      So, you think an iPod Shuffle isn't enough? Then check this out, from the folks at (was officially launched, er... yesterday, on 2 Mar 2006):
      Fancy an Apple iMac, Sony Mini Divi Handycam, or Sony Cybershot digicam?
      Post your stories (and pictures) on museums and heritage in Singapore on and the top three posts with the highest number of votes by 31 March will win the prizes stated above! In addition, by posting, you'll also be automatically eligible for a lucky draw where you could win a Compaq laptop, Motorola ROKR phone, iPod nanos etc.

      Prizes aside, we would really like to hear your stories on growing up in Singapore. Stuff not found in the history books, like the closing of the National Library, the demolition of Geylang Serai market, Old Airport Road Hawker Centre and so on.

      Just sign up on and you can start blogging.

      More details of the promotion over here.
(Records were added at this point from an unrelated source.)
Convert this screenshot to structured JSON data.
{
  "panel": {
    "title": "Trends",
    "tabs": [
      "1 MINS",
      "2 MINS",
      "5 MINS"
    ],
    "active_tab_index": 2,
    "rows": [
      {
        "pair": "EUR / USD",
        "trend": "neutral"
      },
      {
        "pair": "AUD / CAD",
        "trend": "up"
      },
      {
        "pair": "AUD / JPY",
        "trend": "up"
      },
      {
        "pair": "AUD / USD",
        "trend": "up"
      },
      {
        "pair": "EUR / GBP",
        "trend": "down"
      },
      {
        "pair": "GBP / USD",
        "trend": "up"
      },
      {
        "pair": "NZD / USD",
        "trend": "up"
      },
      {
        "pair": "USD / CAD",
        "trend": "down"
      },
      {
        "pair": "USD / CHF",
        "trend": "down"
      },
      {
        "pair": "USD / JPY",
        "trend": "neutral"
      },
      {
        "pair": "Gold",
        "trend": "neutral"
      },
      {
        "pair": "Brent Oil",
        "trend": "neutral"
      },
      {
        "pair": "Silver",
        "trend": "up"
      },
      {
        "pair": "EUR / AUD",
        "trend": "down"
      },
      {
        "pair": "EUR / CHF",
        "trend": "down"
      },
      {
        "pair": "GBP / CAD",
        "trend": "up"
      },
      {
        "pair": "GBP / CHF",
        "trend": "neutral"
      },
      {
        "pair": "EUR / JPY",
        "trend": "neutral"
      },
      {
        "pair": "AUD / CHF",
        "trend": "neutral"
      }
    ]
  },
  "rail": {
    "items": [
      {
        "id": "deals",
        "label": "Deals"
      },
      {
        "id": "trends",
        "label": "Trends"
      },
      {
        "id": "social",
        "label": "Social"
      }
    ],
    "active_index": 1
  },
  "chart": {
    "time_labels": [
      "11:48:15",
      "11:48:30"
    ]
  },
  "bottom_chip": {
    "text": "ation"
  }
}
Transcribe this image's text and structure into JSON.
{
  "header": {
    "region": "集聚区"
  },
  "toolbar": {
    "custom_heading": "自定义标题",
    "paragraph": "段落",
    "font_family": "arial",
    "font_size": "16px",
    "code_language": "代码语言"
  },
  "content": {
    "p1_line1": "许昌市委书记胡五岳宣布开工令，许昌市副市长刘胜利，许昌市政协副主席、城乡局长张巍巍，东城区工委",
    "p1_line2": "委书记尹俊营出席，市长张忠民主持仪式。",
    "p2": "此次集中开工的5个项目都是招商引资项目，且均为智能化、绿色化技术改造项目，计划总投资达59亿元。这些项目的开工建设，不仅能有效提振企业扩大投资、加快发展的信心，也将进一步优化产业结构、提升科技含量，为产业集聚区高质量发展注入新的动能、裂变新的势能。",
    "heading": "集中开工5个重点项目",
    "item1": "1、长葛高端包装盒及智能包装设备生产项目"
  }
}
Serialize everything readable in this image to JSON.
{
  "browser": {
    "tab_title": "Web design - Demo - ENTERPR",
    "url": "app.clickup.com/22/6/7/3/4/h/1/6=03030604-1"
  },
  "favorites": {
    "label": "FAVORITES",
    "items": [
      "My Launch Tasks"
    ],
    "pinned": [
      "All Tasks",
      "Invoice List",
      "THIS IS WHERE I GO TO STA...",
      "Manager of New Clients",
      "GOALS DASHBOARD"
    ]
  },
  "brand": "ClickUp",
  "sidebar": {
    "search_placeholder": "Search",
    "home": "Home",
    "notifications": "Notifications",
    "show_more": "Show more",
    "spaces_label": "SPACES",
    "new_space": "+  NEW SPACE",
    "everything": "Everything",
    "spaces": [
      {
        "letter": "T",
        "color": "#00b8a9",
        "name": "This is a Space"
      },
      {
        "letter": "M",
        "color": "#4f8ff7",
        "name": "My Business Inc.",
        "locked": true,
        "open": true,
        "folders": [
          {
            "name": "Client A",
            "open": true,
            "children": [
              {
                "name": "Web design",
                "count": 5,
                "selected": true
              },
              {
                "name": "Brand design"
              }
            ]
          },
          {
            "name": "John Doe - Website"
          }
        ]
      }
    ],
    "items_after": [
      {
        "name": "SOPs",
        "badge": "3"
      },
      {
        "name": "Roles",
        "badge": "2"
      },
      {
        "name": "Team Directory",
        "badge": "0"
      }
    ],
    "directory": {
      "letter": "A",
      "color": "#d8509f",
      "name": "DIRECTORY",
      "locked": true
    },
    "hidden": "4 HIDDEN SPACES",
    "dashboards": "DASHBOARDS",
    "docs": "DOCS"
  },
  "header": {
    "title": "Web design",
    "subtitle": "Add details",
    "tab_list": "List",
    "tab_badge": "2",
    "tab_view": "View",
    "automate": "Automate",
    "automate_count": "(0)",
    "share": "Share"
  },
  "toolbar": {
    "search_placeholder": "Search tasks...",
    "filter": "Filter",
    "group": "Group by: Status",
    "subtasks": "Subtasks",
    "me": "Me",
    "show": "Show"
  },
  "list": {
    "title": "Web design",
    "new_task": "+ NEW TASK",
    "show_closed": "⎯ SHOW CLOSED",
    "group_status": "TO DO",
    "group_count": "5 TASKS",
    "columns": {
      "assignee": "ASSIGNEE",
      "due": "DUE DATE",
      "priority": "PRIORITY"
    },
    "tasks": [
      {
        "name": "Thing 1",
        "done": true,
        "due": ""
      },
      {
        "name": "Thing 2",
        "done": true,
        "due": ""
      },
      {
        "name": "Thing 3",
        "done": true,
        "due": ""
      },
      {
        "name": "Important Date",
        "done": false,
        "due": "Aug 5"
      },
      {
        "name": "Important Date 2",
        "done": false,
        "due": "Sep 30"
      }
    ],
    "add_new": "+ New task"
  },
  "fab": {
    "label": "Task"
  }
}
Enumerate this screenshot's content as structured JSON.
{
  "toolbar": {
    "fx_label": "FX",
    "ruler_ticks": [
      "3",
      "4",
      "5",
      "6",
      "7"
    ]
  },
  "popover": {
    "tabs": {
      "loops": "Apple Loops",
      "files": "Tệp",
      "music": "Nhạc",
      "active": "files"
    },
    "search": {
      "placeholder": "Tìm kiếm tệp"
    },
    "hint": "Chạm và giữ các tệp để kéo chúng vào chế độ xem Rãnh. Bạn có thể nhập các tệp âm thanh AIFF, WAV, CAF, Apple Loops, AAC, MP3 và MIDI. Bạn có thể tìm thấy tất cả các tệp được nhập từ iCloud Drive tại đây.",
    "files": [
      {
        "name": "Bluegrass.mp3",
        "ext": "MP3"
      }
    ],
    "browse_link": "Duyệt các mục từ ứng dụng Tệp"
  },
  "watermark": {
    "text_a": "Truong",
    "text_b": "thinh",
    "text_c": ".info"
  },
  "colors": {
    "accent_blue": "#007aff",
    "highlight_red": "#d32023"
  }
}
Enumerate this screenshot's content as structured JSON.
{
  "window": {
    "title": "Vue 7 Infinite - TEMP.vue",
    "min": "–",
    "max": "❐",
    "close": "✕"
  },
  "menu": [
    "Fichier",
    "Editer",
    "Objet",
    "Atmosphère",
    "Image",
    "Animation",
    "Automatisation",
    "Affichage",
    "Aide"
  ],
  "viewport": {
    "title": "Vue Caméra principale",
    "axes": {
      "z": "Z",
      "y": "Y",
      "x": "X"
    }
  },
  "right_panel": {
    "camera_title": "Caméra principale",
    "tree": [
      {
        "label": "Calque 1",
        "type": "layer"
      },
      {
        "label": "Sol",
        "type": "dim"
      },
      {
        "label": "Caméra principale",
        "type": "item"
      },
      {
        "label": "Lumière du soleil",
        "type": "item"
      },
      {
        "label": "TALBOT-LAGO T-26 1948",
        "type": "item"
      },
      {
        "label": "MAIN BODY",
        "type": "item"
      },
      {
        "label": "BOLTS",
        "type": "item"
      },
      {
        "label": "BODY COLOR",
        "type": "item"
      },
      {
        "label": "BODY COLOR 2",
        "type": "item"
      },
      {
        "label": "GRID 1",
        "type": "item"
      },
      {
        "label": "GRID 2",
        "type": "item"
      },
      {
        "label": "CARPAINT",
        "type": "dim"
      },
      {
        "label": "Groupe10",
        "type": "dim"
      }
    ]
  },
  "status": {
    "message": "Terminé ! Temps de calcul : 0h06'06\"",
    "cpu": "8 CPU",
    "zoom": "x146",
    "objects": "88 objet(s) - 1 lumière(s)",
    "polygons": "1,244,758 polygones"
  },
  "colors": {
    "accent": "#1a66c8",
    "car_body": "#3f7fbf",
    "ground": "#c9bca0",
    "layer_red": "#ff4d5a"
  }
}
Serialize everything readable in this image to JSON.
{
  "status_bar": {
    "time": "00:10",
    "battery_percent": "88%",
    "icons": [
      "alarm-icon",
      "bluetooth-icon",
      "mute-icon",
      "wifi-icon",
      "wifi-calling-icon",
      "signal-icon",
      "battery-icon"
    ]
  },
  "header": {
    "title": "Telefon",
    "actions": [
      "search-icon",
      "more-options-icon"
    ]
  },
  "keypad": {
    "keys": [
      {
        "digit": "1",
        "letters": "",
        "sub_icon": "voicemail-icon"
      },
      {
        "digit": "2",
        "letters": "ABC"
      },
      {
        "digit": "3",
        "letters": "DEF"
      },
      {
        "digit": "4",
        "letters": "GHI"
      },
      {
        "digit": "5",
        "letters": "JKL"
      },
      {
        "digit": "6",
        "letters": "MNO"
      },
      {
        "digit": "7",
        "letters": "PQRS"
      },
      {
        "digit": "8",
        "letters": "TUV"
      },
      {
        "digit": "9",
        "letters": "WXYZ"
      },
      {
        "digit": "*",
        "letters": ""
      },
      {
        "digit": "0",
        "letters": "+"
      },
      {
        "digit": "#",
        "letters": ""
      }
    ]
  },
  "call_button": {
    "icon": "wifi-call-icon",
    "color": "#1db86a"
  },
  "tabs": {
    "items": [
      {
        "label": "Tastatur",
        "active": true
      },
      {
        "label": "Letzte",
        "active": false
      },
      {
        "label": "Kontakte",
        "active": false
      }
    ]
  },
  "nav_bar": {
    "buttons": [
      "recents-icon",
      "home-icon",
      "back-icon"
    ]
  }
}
If you encounter any problems signing up to, click here.

      Too bad I'm not eligible for the prizes, 'cos I've been roped in as a contributing editor (volunteer basis). Dang... had I known they were offering such prizes, I'd have not said yes so fast when they invited me. : )

      Thursday, March 02, 2006

      Want to win a brand new iPod Shuffle?

      For NLB library members -- Stand a chance to win an iPod Shuffle; just ASK a question. Details of the ASK promotion here:
      What questions can I ask?
      Well, almost anything under the sun. However to stand a chance to win the prizes, yours should be an interesting or thought-provoking question. Examples:
      - How do I decide what digital camera to buy?
      - Why doesn’t superglue stick to its tube?
      - Do you have novels relating to double colonization?
      Chances of winning way higher than trying to win Toto or 4D (our local lottery). No limit to the number of entries. Promotion ends 31 Mar 2006. Good luck!

      One big idea behind this promotion was to promote "a culture of enquiry" if you will, particularly among students. I've observed that most students ask questions only when they have to do "serious research" or school projects. But we'd like them to ask questions for seemingly mundane questions. We also try to focus on Fiction-related questions.

      There'll be more plans to publicise the service. Ideas and feedback are welcome. Personally, I would've called our service "Ask Us Stupid Questions" but it was shot down... :)

      Btw, if Singapore Bloggers help blog about this, I'll personally throw in additional freebies for you, while stocks last. Drop me a mail re: your blog post at and I'll get in touch with you.